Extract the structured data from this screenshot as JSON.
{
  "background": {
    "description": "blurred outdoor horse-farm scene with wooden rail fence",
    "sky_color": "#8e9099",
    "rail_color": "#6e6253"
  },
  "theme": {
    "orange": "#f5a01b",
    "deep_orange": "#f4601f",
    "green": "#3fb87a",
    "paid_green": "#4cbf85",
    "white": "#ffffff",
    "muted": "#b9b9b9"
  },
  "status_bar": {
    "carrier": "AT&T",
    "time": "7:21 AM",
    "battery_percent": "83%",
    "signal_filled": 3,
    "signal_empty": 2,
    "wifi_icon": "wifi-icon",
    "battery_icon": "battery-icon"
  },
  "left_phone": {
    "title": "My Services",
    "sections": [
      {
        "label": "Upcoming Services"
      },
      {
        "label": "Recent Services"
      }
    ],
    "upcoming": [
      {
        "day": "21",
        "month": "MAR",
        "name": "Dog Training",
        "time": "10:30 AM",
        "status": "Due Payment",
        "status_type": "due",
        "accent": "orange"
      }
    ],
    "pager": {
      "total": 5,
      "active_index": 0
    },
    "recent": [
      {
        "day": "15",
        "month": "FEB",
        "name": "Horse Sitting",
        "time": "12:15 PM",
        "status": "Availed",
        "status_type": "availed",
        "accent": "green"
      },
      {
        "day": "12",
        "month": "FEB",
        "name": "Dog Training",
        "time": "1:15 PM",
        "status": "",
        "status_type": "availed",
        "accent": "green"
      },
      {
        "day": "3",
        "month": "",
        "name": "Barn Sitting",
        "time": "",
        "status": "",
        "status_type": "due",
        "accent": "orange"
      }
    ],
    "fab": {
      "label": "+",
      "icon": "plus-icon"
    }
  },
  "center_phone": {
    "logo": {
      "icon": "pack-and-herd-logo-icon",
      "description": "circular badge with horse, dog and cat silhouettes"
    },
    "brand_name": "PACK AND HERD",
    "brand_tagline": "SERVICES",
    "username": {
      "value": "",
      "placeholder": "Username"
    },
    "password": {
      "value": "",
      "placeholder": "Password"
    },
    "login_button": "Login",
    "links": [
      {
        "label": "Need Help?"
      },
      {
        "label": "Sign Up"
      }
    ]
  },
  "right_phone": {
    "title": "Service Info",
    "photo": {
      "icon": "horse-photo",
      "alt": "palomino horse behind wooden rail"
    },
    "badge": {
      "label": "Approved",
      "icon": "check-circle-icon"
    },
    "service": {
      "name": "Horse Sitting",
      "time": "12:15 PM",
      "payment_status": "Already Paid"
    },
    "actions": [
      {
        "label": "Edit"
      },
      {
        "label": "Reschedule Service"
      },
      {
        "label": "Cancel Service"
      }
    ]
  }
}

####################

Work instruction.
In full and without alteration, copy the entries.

Reply to the task.
Extract the structured data from this screenshot as JSON.
{
  "background": {
    "description": "blurred outdoor horse-farm scene with wooden rail fence",
    "sky_color": "#8e9099",
    "rail_color": "#6e6253"
  },
  "theme": {
    "orange": "#f5a01b",
    "deep_orange": "#f4601f",
    "green": "#3fb87a",
    "paid_green": "#4cbf85",
    "white": "#ffffff",
    "muted": "#b9b9b9"
  },
  "status_bar": {
    "carrier": "AT&T",
    "time": "7:21 AM",
    "battery_percent": "83%",
    "signal_filled": 3,
    "signal_empty": 2,
    "wifi_icon": "wifi-icon",
    "battery_icon": "battery-icon"
  },
  "left_phone": {
    "title": "My Services",
    "sections": [
      {
        "label": "Upcoming Services"
      },
      {
        "label": "Recent Services"
      }
    ],
    "upcoming": [
      {
        "day": "21",
        "month": "MAR",
        "name": "Dog Training",
        "time": "10:30 AM",
        "status": "Due Payment",
        "status_type": "due",
        "accent": "orange"
      }
    ],
    "pager": {
      "total": 5,
      "active_index": 0
    },
    "recent": [
      {
        "day": "15",
        "month": "FEB",
        "name": "Horse Sitting",
        "time": "12:15 PM",
        "status": "Availed",
        "status_type": "availed",
        "accent": "green"
      },
      {
        "day": "12",
        "month": "FEB",
        "name": "Dog Training",
        "time": "1:15 PM",
        "status": "",
        "status_type": "availed",
        "accent": "green"
      },
      {
        "day": "3",
        "month": "",
        "name": "Barn Sitting",
        "time": "",
        "status": "",
        "status_type": "due",
        "accent": "orange"
      }
    ],
    "fab": {
      "label": "+",
      "icon": "plus-icon"
    }
  },
  "center_phone": {
    "logo": {
      "icon": "pack-and-herd-logo-icon",
      "description": "circular badge with horse, dog and cat silhouettes"
    },
    "brand_name": "PACK AND HERD",
    "brand_tagline": "SERVICES",
    "username": {
      "value": "",
      "placeholder": "Username"
    },
    "password": {
      "value": "",
      "placeholder": "Password"
    },
    "login_button": "Login",
    "links": [
      {
        "label": "Need Help?"
      },
      {
        "label": "Sign Up"
      }
    ]
  },
  "right_phone": {
    "title": "Service Info",
    "photo": {
      "icon": "horse-photo",
      "alt": "palomino horse behind wooden rail"
    },
    "badge": {
      "label": "Approved",
      "icon": "check-circle-icon"
    },
    "service": {
      "name": "Horse Sitting",
      "time": "12:15 PM",
      "payment_status": "Already Paid"
    },
    "actions": [
      {
        "label": "Edit"
      },
      {
        "label": "Reschedule Service"
      },
      {
        "label": "Cancel Service"
      }
    ]
  }
}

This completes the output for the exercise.